As of March 1, consumers can pre-order drones from Apple that are smart enough to follow them around.
Chinese company DJI has partnered with Apple to offer its new $1,399 Phantom 4 drone, Recode reports. The flying machine has artificial intelligence software that allows it recognize everything from cars to humans and follow them. Earlier drone models have only been able to follow humans by connecting to a device held by the user.
The Phantom 4 is also equipped with an "Obstacle Sensing System" that's made up of two forward-facing sensors enabling the drone to dodge any obstacles in its path, while traveling at speeds of up to 45 mph. DJI is selling the Phantom 4 exclusively through its website and Apple.com, but will make the product available in Apple retail locations in Asia starting March 15, Recode reports.
The largest drone manufacturer in the world, DJI says it is the preferred brand of drones for roughly 70 percent of companies globally that use the flying devices for commercial purposes, like shooting video, mapping areas, and completing aerial inspections. It anticipates that the Phantom 4 will be used by outdoor enthusiasts who want to shoot video while doing things like running, skiing, kayaking, or surfing.
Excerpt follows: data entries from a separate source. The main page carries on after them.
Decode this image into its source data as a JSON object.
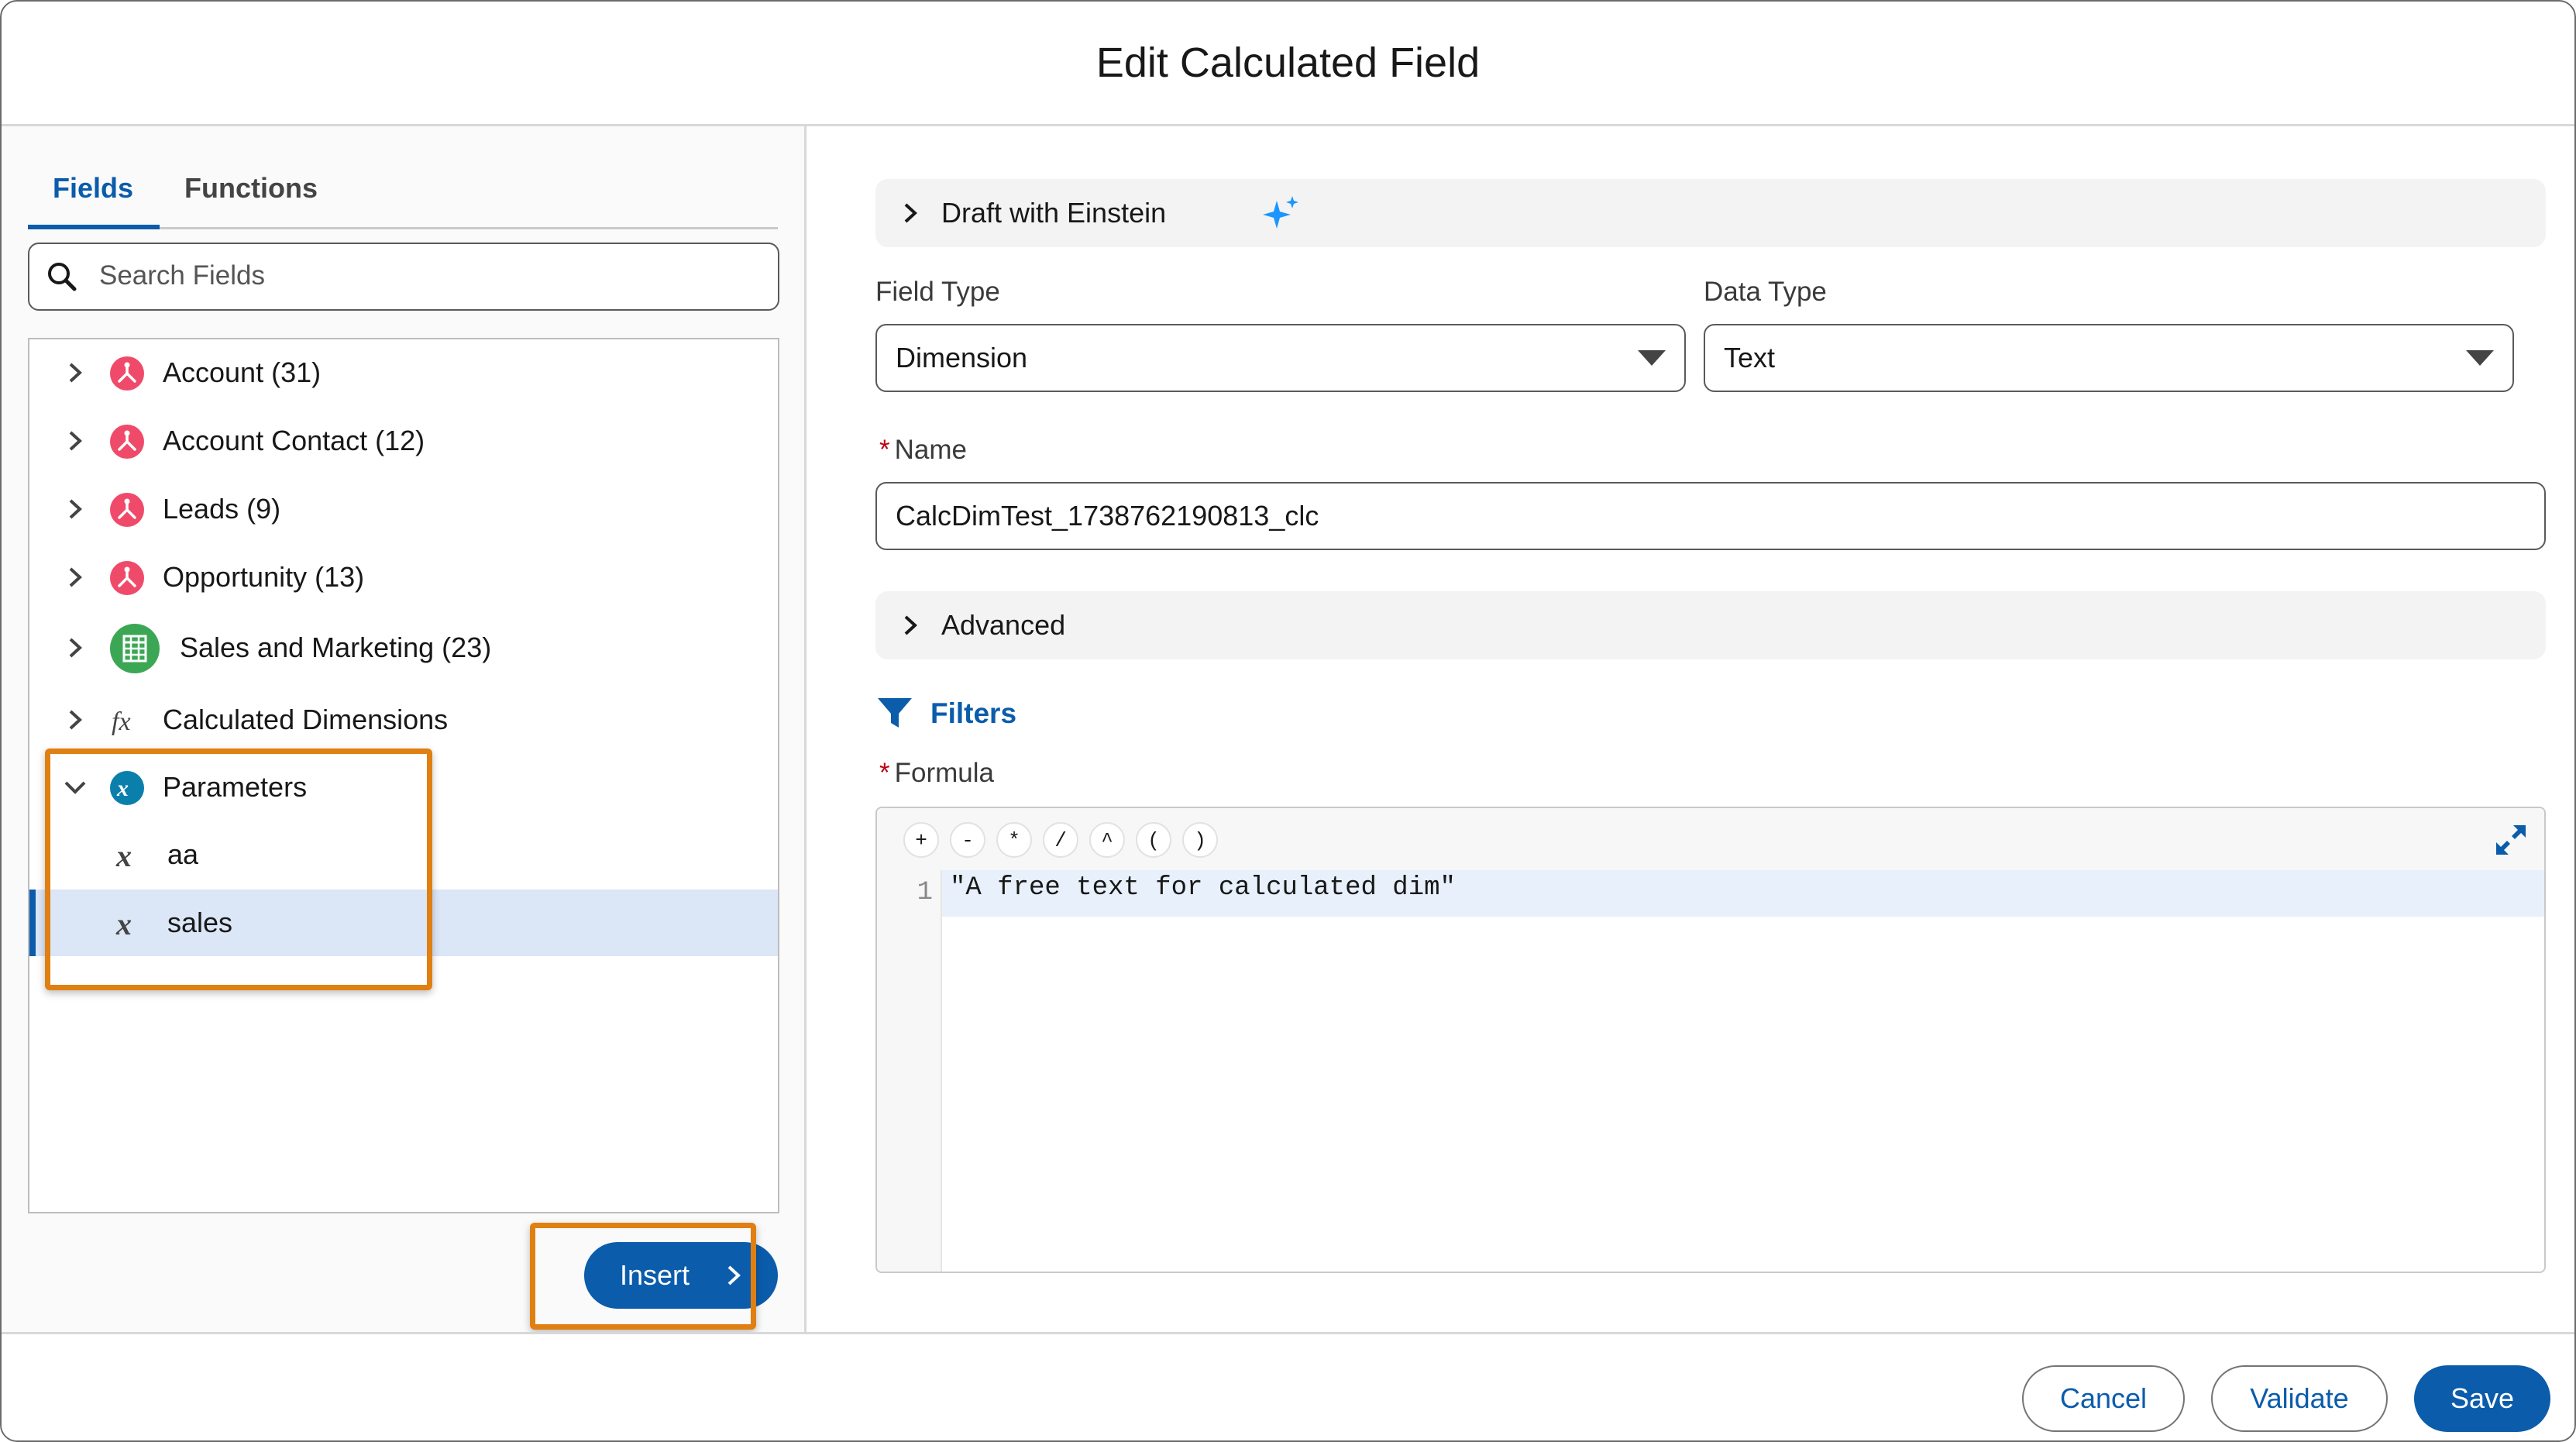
{
  "dialog": {
    "title": "Edit Calculated Field"
  },
  "tabs": [
    {
      "label": "Fields",
      "active": true
    },
    {
      "label": "Functions",
      "active": false
    }
  ],
  "search": {
    "placeholder": "Search Fields",
    "value": ""
  },
  "tree": {
    "items": [
      {
        "label": "Account (31)",
        "icon": "dataset-icon",
        "expanded": false
      },
      {
        "label": "Account Contact (12)",
        "icon": "dataset-icon",
        "expanded": false
      },
      {
        "label": "Leads (9)",
        "icon": "dataset-icon",
        "expanded": false
      },
      {
        "label": "Opportunity (13)",
        "icon": "dataset-icon",
        "expanded": false
      },
      {
        "label": "Sales and Marketing (23)",
        "icon": "table-icon",
        "expanded": false
      },
      {
        "label": "Calculated Dimensions",
        "icon": "function-icon",
        "expanded": false
      },
      {
        "label": "Parameters",
        "icon": "parameter-icon",
        "expanded": true,
        "children": [
          {
            "label": "aa",
            "icon": "variable-icon",
            "selected": false
          },
          {
            "label": "sales",
            "icon": "variable-icon",
            "selected": true
          }
        ]
      }
    ]
  },
  "insert": {
    "label": "Insert"
  },
  "einstein": {
    "label": "Draft with Einstein"
  },
  "form": {
    "field_type": {
      "label": "Field Type",
      "value": "Dimension"
    },
    "data_type": {
      "label": "Data Type",
      "value": "Text"
    },
    "name": {
      "required_mark": "*",
      "label": "Name",
      "value": "CalcDimTest_1738762190813_clc"
    },
    "advanced": {
      "label": "Advanced"
    },
    "filters": {
      "label": "Filters"
    },
    "formula": {
      "required_mark": "*",
      "label": "Formula",
      "operators": [
        "+",
        "-",
        "*",
        "/",
        "^",
        "(",
        ")"
      ],
      "line_number": "1",
      "code": "\"A free text for calculated dim\""
    }
  },
  "footer": {
    "cancel": "Cancel",
    "validate": "Validate",
    "save": "Save"
  },
  "colors": {
    "brand": "#0b5cab",
    "dataset_icon": "#f04a6a",
    "table_icon": "#3ba755",
    "parameter_icon": "#0b7fab",
    "highlight": "#e07f12"
  }
}
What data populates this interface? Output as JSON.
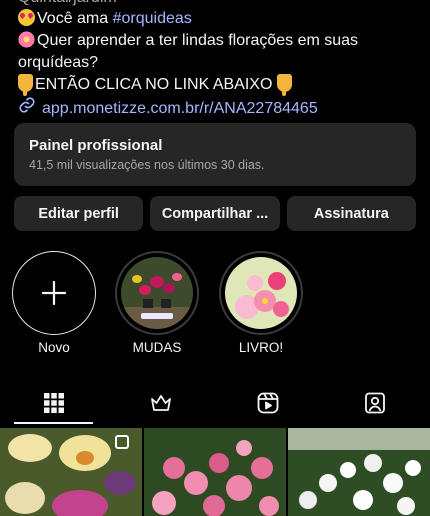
{
  "profile": {
    "category": "Quintal/jardim",
    "bio": {
      "line1_text": "Você ama ",
      "line1_hashtag": "#orquideas",
      "line2": "Quer aprender a ter lindas florações em suas",
      "line3": "orquídeas?",
      "line4": "ENTÃO CLICA NO LINK ABAIXO",
      "link": "app.monetizze.com.br/r/ANA22784465"
    }
  },
  "panel": {
    "title": "Painel profissional",
    "subtitle": "41,5 mil visualizações nos últimos 30 dias."
  },
  "buttons": {
    "edit": "Editar perfil",
    "share": "Compartilhar ...",
    "subscribe": "Assinatura"
  },
  "highlights": [
    {
      "label": "Novo"
    },
    {
      "label": "MUDAS"
    },
    {
      "label": "LIVRO!"
    }
  ],
  "tabs": {
    "icons": [
      "grid-icon",
      "crown-icon",
      "reels-icon",
      "tagged-icon"
    ],
    "active": "grid-icon"
  },
  "colors": {
    "background": "#000000",
    "surface": "#262626",
    "link": "#a6b7ff",
    "secondary_text": "#a8a8a8"
  }
}
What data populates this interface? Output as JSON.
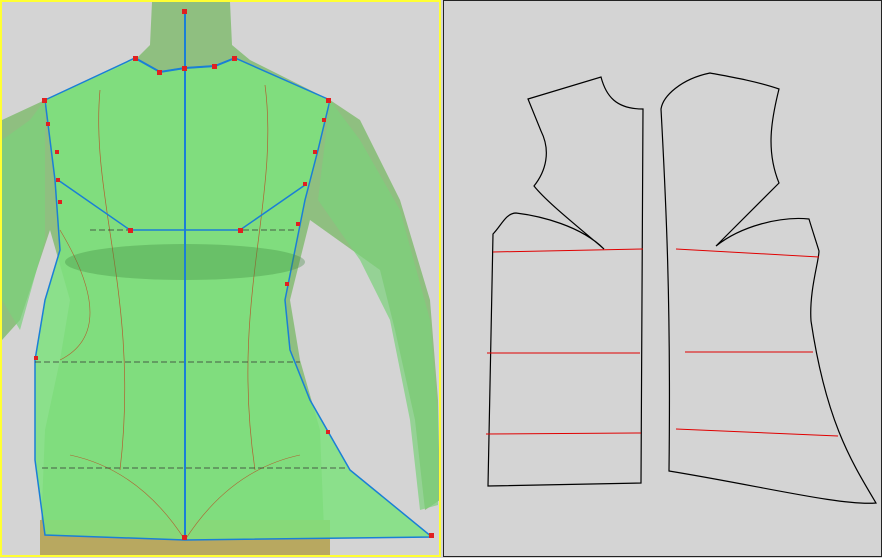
{
  "colors": {
    "active_view_border": "#ffff33",
    "background": "#d4d4d4",
    "garment_fill": "#7fe07f",
    "mannequin": "#9bc98a",
    "outline": "#1a7fd6",
    "control_point": "#e02020",
    "pattern_line": "#000000",
    "guide_line": "#e00000"
  }
}
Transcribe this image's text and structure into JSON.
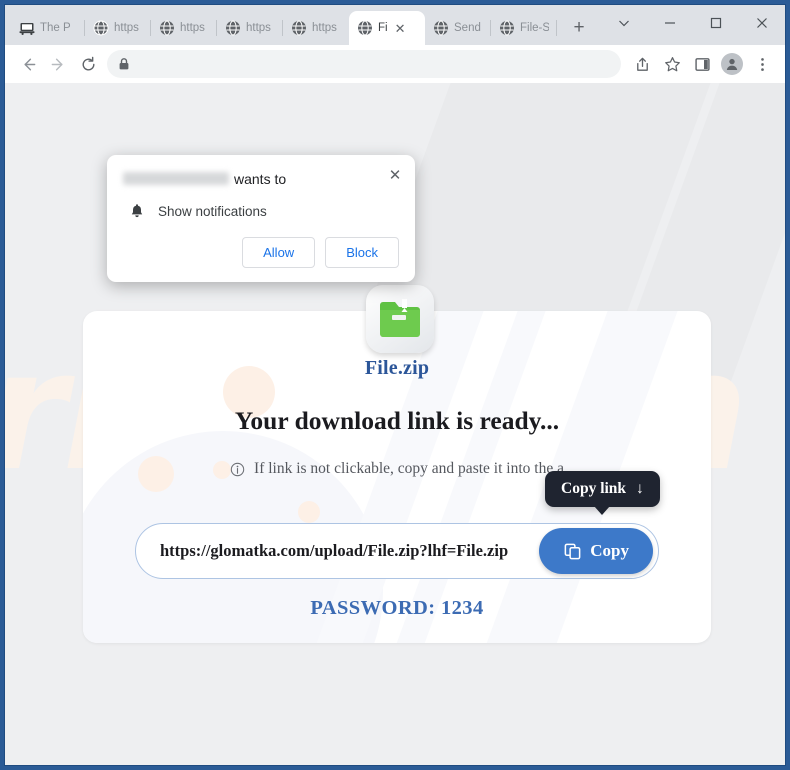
{
  "browser": {
    "tabs": [
      {
        "label": "The P",
        "icon": "device-icon",
        "active": false
      },
      {
        "label": "https",
        "icon": "globe-icon",
        "active": false
      },
      {
        "label": "https",
        "icon": "globe-icon",
        "active": false
      },
      {
        "label": "https",
        "icon": "globe-icon",
        "active": false
      },
      {
        "label": "https",
        "icon": "globe-icon",
        "active": false
      },
      {
        "label": "Fi",
        "icon": "globe-icon",
        "active": true
      },
      {
        "label": "Send",
        "icon": "globe-icon",
        "active": false
      },
      {
        "label": "File-S",
        "icon": "globe-icon",
        "active": false
      }
    ],
    "new_tab_label": "+",
    "tab_close_label": "✕",
    "window_controls": {
      "minimize_all": "∨",
      "minimize": "—",
      "maximize": "□",
      "close": "✕"
    },
    "toolbar": {
      "back": "back-arrow",
      "forward": "forward-arrow",
      "reload": "reload-icon",
      "site_info": "lock-icon",
      "address_value": "",
      "share": "share-icon",
      "bookmark": "star-icon",
      "side_panel": "side-panel-icon",
      "profile": "profile-avatar",
      "menu": "three-dot-menu"
    }
  },
  "permission_popup": {
    "host_redacted": "",
    "title_suffix": "wants to",
    "request_label": "Show notifications",
    "bell_icon": "bell-icon",
    "close_label": "✕",
    "allow_label": "Allow",
    "block_label": "Block"
  },
  "page": {
    "file_name": "File.zip",
    "headline": "Your download link is ready...",
    "hint_text": "If link is not clickable, copy and paste it into the a",
    "hint_icon": "info-icon",
    "download_url": "https://glomatka.com/upload/File.zip?lhf=File.zip",
    "copy_button_label": "Copy",
    "copy_button_icon": "copy-icon",
    "password_text": "PASSWORD: 1234",
    "zip_icon": "zip-folder-icon",
    "watermark_text": "risk.com",
    "tooltip": {
      "label": "Copy link",
      "arrow": "↓"
    }
  },
  "colors": {
    "window_frame": "#2b5b96",
    "accent_blue": "#3d79c9",
    "filename_blue": "#2c5699",
    "password_blue": "#3c6bb3",
    "tooltip_bg": "#1f2430",
    "link_blue": "#1a73e8"
  }
}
At the same time that drones are adding nifty new features like autonomous navigation, however, the unmanned aerial vehicles are becoming more of a security concern for governments around the world, the Guardian reports. The U.S. Federal Aviation Authority says it received more than 100 reports of drones flying dangerously close to airplanes every month, Gizmag reports. To prevent accidental collisions between drones and planes, the FAA is developing technology for detecting drones that are getting close to sensitive airspace.
In the U.K., 23 near-misses involving drones and aircraft have been investigated during a six-month period by the UK Airprox Board, with 12 deemed as having a "serious risk of collision," the Guardian reports. A quadcopter drone flying into a jet engine could result in something called "uncontained engine failure."
"Losing the engine is not going to cause an aircraft to crash because they are designed to fly with one engine down, but an uncontained engine failure is going to be different indeed," British Airways pilot Steve Landells told the Guardian. "That could be very serious indeed." Think high velocity bits of metal shrapnel flying every which way.
The F.A.A. is expected to test its drone detection technology for several more months before publishing a final report in August 2016.